Divorce mediation has become increasingly popular as an alternative to traditional divorce proceedings. In mediation, a neutral third party facilitates negotiations between divorcing parties to help them reach mutually agreeable terms for their divorce settlement. While there are many potential benefits to divorce mediation, there are also a few potential drawbacks. This article discusses some of the pros and cons of divorce mediation to help couples decide whether it is the right choice for them.
1. Cost: Divorce mediation is generally less expensive than traditional divorce proceedings because it typically involves fewer court appearances and legal fees. Couples can expect to save thousands of dollars by choosing mediation.
2. Control: In mediation, couples have more control over the outcome of their divorce settlement. The mediator simply facilitates the negotiation process, but ultimately, the couple decides what the terms of their settlement will be.
3. Privacy: Mediation sessions are private and confidential, unlike court proceedings which are open to the public. This can be particularly beneficial for couples who want to keep their personal lives out of the public eye.
4. Less adversarial: Mediation is typically less adversarial than traditional divorce proceedings. Because the goal is to reach a mutually agreeable settlement, couples are encouraged to work together rather than against each other.
5. Faster resolution: Mediation sessions can be scheduled more quickly than court hearings, which means that couples can often reach a settlement faster than they would through traditional divorce proceedings.
1. Not suitable for all couples: Not all couples are good candidates for divorce mediation. If there is a history of abuse or if one person is unwilling to compromise, mediation may not be the right choice.
2. No legal advice: In mediation, the mediator is not a legal representative and cannot give legal advice. Couples may need to consult with an attorney outside of mediation sessions to make sure they completely understand the legal ramifications of their divorce settlement.
3. May not result in a fair settlement: Because mediation is a negotiation process, the outcome may not always be fair or equitable. Couples need to be careful to ensure that both parties’ interests are represented.
4. No guarantees: There is no guarantee that couples will be able to reach a settlement through mediation. If the negotiations break down, they may need to resort to traditional divorce proceedings.
5. Emotional strain: Divorce is an emotionally stressful event, and mediation can exacerbate existing tensions. Couples need to be prepared to manage their emotions and communicate effectively during mediation sessions.
In conclusion, divorce mediation can be a great option for couples who are willing to work together to reach a mutually agreeable settlement.
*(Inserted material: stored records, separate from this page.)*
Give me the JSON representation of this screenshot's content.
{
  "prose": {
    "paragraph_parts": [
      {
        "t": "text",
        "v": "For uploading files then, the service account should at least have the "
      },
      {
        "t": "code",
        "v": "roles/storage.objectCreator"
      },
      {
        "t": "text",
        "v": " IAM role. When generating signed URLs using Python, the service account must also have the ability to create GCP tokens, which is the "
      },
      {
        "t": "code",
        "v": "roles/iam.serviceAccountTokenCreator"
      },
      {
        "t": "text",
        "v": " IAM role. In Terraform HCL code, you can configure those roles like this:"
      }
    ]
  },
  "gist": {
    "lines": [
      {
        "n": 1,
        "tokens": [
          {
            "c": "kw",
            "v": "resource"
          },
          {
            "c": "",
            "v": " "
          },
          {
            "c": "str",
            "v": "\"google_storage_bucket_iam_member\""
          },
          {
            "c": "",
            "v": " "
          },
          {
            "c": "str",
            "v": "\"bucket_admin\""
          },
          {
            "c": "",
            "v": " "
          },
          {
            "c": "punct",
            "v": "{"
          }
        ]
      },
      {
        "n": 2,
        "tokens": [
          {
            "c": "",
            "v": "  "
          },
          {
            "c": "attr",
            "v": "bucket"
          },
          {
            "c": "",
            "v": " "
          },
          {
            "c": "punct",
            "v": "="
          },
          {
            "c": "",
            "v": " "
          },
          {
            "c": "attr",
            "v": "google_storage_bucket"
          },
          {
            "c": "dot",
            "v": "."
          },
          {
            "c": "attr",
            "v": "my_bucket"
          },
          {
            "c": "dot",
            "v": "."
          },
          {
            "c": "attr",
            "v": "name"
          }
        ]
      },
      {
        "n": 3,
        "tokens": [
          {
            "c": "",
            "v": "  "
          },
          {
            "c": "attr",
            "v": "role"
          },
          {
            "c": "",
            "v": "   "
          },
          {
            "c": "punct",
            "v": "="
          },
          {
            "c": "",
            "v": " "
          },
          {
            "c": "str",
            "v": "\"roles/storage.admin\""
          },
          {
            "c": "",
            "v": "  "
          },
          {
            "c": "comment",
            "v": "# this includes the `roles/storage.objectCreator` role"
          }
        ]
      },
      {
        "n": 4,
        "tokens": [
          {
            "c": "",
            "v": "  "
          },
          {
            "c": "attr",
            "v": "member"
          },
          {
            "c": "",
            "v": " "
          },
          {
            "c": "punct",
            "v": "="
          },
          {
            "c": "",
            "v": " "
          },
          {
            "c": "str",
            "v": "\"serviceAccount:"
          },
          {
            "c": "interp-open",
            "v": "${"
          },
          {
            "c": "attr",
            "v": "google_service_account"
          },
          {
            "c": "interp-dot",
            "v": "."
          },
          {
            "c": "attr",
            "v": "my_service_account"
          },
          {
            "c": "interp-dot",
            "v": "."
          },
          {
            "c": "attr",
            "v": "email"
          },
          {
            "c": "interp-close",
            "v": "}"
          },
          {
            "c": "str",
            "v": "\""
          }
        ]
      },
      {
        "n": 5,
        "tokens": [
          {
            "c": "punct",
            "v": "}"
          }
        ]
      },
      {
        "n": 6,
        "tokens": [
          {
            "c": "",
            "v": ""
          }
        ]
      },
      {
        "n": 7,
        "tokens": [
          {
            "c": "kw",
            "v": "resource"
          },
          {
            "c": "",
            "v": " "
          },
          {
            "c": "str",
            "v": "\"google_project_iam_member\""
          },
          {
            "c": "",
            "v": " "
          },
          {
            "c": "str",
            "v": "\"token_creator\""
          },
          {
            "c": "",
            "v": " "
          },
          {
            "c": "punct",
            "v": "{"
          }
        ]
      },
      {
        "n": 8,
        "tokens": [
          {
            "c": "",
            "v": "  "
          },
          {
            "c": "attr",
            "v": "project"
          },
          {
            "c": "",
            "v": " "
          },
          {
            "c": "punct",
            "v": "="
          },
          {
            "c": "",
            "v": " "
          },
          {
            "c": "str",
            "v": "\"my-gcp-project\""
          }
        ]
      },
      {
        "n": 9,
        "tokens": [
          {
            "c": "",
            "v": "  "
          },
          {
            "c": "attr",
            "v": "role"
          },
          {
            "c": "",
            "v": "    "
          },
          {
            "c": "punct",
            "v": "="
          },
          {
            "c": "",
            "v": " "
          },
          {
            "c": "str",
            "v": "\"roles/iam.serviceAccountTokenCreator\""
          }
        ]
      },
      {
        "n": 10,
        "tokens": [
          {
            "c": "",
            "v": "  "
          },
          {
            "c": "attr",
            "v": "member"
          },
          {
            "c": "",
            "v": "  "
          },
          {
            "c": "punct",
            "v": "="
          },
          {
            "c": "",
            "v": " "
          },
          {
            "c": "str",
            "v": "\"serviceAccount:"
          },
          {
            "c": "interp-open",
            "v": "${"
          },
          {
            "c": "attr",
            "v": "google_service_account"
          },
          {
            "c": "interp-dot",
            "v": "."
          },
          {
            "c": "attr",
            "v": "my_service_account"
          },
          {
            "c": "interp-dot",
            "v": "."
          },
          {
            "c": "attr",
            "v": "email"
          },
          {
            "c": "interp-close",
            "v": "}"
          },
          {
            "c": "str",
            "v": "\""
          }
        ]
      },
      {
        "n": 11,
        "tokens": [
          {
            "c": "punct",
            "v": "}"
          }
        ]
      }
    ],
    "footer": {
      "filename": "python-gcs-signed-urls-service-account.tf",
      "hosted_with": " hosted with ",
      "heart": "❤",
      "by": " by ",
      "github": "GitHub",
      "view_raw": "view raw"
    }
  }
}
It is less expensive, less adversarial, and more private than traditional divorce proceedings. However, mediation may not be suitable for all couples, and there is no guarantee that a settlement will be reached. Couples should carefully consider the pros and cons of divorce mediation before deciding whether it is the right choice for them.